Bargain Basement British Sires- Best of the Rest

There is a difference between price and worth. Bargains can be found by recognising that difference. Browsing through a list of stallions in Britain at fees of under £5000  there were a few surprising names. Some of these are older stallions who have fallen out of fashion, some are stallions facing into difficult second, or third seasons and others just seem cheap to me. In no particular order my selections as the best value bargain basement sires are as follows:

1. Proven Sire standing in the UK= Generous at £4500.

Ok his sales figures are terrible and he is being marketed as a dual purpose sire. However he is a very good sire of racehorses and that should count for something. He is the sire of 37 stakes winners from 599 foals of racing age which is a very respectable 6%.  He started his career with huge expectations and a fee to match. When early results were solid rather than spectacular, it was impossible to resist a big money offer from Japan where his sire Caerleon was very popular. On his return to these isles he was being marketed as a dual purpose sire and covering very moderate mares. He still managed to sire a classic winner in Mystic Lips (2007 German Oaks) from one of the mares covered since his return.  He is also achieving success as a broodmare sire and Tartan Trader came within a length of giving him a Derby success as a broodmare sire to go with the Guineas victory of his brother Golan.  To these can be added Tungsten Strike and High Accolade who are also out Generous mares. 

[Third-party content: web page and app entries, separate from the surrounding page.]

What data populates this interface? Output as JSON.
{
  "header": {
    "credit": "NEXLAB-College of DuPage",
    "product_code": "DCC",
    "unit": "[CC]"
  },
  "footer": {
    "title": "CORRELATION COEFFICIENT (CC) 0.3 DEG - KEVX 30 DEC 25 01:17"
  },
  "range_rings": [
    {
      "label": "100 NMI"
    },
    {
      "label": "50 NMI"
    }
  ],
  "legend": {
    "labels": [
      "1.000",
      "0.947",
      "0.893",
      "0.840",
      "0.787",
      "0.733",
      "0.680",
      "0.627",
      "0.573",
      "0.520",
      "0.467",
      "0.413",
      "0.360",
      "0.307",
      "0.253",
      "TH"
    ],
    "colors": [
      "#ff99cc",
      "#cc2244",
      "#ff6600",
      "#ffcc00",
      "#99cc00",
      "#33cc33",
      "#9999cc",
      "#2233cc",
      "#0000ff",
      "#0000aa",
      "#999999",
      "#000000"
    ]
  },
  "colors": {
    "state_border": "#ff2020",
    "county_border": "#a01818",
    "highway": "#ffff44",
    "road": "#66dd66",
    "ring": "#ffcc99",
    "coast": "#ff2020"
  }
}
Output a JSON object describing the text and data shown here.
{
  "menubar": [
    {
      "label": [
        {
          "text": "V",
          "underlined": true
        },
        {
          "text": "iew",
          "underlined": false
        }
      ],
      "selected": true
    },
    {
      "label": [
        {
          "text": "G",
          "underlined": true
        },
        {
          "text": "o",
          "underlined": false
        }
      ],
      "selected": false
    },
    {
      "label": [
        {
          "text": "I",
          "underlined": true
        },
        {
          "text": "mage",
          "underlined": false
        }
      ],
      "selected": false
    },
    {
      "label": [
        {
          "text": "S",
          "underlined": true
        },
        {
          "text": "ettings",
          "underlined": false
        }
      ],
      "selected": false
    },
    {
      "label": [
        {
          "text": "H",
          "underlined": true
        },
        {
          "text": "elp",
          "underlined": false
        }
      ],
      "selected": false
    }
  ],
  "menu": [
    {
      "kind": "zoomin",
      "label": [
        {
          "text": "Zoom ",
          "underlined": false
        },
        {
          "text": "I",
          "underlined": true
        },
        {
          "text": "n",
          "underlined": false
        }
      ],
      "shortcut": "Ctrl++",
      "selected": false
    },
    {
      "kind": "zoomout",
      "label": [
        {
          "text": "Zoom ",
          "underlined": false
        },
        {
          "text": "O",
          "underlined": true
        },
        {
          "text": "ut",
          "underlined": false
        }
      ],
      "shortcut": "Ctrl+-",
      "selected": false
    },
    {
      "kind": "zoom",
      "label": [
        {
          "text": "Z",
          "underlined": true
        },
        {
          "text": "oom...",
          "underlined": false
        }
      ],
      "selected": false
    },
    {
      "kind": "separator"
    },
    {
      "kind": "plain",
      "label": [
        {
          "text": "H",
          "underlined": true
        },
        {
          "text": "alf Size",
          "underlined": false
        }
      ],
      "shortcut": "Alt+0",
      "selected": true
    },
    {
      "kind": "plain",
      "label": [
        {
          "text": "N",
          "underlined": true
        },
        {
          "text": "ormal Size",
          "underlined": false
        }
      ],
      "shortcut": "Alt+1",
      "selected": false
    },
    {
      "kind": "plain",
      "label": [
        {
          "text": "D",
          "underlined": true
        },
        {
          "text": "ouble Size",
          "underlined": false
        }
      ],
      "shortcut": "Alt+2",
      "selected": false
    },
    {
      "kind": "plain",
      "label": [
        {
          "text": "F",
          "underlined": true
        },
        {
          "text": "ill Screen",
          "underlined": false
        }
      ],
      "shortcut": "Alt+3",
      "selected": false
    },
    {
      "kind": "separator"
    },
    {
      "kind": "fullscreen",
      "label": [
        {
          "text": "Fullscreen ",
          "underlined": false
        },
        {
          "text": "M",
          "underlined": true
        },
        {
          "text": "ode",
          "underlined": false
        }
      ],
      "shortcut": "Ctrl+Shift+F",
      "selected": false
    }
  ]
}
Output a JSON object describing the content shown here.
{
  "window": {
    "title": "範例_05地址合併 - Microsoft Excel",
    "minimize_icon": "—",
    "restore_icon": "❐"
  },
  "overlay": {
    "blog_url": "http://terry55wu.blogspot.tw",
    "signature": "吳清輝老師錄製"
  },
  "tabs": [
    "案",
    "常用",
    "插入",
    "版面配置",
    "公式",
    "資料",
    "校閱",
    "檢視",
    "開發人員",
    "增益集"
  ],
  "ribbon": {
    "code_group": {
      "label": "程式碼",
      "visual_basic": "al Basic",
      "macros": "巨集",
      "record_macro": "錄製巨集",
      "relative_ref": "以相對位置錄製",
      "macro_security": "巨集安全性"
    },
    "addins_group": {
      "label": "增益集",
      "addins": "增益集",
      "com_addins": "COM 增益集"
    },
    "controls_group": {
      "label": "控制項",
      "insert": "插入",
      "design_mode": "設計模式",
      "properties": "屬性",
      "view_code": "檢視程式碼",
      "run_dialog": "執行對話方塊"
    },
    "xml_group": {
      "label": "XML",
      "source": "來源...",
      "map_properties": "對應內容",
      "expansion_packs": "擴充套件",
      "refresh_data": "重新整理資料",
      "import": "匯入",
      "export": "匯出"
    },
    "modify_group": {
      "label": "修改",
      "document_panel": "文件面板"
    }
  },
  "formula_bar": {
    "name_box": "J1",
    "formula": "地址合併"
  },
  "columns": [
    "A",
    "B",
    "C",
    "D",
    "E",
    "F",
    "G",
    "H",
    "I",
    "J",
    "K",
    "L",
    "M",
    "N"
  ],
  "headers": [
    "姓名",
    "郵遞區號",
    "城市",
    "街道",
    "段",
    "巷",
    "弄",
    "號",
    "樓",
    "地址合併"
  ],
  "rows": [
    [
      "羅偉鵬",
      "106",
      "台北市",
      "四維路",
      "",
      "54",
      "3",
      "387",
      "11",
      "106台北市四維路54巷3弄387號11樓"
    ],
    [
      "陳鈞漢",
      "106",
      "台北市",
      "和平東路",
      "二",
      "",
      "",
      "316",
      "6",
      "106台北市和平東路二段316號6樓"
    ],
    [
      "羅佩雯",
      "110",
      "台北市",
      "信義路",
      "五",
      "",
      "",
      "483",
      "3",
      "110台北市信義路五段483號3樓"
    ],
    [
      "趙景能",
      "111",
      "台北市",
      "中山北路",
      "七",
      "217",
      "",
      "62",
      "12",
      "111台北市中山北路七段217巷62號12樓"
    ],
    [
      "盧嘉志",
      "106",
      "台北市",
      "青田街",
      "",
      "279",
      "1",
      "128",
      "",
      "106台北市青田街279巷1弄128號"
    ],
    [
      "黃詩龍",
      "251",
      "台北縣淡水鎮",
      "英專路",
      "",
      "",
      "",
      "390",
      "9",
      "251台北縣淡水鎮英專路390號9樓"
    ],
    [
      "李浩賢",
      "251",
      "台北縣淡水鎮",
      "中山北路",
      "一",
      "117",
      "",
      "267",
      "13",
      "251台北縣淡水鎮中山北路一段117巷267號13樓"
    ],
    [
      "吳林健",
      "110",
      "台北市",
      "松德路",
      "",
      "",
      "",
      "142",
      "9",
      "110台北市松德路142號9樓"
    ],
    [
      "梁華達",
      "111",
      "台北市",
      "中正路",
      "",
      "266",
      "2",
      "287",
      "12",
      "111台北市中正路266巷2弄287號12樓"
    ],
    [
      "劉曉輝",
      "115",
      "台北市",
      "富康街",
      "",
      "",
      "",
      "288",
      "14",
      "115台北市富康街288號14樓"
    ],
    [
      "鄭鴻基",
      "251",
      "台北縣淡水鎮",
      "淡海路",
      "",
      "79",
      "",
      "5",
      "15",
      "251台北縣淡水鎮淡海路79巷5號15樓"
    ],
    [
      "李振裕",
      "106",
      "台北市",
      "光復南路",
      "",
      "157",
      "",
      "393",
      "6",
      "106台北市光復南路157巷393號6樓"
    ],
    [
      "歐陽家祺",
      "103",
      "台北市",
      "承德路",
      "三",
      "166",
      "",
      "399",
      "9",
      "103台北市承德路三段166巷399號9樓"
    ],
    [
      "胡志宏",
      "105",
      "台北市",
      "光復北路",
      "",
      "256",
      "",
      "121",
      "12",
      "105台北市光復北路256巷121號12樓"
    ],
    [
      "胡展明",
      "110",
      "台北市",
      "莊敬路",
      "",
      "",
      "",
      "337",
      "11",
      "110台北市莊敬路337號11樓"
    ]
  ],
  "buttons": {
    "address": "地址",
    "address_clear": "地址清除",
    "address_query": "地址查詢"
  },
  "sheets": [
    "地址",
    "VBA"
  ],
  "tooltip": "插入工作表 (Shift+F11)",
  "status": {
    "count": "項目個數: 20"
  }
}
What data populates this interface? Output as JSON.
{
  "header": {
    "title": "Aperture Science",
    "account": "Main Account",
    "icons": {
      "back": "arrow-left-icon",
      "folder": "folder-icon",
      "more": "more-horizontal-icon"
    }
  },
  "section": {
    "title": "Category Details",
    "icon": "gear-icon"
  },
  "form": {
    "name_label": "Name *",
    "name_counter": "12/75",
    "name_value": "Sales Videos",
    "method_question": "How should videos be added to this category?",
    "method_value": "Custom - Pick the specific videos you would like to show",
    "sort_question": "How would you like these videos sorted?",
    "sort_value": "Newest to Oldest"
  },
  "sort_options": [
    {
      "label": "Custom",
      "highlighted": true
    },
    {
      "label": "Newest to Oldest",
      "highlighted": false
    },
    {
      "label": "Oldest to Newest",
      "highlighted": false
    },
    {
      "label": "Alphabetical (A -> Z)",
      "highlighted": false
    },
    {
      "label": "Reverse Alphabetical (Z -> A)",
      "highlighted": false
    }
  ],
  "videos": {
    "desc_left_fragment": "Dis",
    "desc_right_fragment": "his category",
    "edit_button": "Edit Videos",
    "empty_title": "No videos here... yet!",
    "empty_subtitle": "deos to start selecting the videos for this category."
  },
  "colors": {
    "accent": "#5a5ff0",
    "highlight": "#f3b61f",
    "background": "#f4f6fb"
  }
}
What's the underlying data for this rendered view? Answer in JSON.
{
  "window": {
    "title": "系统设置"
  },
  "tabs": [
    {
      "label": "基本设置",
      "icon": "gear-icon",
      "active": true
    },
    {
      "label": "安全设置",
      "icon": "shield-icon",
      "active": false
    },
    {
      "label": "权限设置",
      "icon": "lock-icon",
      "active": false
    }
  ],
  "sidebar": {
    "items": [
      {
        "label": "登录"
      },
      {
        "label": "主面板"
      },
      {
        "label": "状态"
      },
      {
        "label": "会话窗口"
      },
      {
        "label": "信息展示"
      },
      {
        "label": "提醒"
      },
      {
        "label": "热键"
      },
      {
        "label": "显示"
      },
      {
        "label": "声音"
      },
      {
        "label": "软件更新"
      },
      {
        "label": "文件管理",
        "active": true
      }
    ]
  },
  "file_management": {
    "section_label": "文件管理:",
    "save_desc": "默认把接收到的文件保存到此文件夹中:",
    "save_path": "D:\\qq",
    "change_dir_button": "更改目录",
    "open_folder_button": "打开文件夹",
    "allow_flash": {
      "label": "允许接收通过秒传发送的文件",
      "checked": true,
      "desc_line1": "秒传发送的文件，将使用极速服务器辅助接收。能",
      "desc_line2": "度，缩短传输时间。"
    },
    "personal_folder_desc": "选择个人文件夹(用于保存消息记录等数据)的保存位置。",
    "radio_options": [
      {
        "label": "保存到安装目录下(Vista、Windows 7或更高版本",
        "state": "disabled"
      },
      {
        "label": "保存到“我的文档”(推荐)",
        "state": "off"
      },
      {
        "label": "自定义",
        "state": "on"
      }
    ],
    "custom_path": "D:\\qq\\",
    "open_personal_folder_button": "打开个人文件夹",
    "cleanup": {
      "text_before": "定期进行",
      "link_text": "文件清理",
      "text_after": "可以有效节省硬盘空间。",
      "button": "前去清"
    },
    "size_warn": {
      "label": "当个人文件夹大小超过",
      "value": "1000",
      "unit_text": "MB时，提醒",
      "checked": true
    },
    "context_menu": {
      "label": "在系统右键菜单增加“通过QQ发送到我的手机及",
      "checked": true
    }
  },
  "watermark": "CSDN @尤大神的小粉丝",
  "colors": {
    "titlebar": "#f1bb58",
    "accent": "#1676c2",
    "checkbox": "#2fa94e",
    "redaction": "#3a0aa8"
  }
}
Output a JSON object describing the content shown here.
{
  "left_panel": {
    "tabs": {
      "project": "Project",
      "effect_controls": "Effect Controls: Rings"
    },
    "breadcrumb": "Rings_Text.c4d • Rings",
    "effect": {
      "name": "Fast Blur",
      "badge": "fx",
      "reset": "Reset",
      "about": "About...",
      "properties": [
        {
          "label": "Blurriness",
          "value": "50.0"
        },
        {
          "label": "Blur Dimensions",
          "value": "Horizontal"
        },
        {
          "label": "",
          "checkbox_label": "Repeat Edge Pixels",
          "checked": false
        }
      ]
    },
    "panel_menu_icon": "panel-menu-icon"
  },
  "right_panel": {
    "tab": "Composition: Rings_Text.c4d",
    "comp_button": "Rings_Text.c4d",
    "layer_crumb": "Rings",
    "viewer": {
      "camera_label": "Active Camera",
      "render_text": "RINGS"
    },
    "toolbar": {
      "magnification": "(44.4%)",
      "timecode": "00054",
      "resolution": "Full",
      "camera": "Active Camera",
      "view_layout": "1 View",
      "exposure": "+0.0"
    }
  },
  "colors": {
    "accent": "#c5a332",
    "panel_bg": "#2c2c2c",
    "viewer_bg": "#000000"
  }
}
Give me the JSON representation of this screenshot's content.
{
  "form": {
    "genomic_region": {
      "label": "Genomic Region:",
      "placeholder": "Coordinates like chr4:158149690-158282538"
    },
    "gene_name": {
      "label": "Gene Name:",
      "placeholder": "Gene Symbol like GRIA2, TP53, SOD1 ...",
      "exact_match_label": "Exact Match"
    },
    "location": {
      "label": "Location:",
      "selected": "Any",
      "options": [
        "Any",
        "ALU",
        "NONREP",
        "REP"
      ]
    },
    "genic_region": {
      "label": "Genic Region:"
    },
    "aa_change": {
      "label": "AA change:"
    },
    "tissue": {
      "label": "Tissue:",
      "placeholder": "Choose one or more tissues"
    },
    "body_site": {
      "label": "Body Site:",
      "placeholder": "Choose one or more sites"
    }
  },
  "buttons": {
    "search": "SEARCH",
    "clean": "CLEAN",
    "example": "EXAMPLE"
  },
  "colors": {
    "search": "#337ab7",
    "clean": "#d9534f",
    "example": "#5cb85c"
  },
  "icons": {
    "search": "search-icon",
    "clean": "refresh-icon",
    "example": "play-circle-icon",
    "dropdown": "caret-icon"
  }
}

2. Promising UK based sire= Lucky Story at £4000

It’s very early days for Lucky Story but he has made a bright start. He has sired Art Connoisseur who is unbeaten in two runs and will be well fancied in whatever engagement he takes up at Royal Ascot. He has also sired Caranbola who is a winner and was second in a Listed race. That isn’t a lot to go on but its a better start than anyone would have predicted. Lucky Story is a son of Kris S out of a Miswaki mare and is a full brother to the St James Palace winner Dr Fong (who stands for £9000). Although he never won a group 1, Lucky Story was the equal of his brother and he won two Group 2 races at two in the Vintage Stakes at Goodwood and the Champagne Stakes at Doncaster. At three he put up a fine performance in the QEII at Ascot running Ratki to half a length with Refuse To Bend, Soviet Song and Antonius Pius in his wake.  With a pedigree free of Northern Dancer and two promising performers in his first crop he offers value to British breeders.

3. Unknown but seems cheap- Zafeen at £3000
Zafeen won the Mill Reef Stakes at 2 and was second in the Prix Morny. At three he was runner up to Refuse to Bend in the 2000 Guineas and won the St James Palace.  He was rated the champion European three year old miler. He is a son of supersonic Zafonic, who to date has not left a major sire son (although Count Dubois is doing well in South Africa and Ifraaj has just started his career). His dam Shy Lady was by Kaldoun and was a 6 furlong listed race winner in Germany from the family of Diffident.  Northern Dancer is buried far back in his pedigree at 4sx6d so there should be no problem breeding  to stallions from his line. Zafeen looks good, he was a top class racehorse at two and three, his pedigree is respectable and he looks very reasonably priced to me.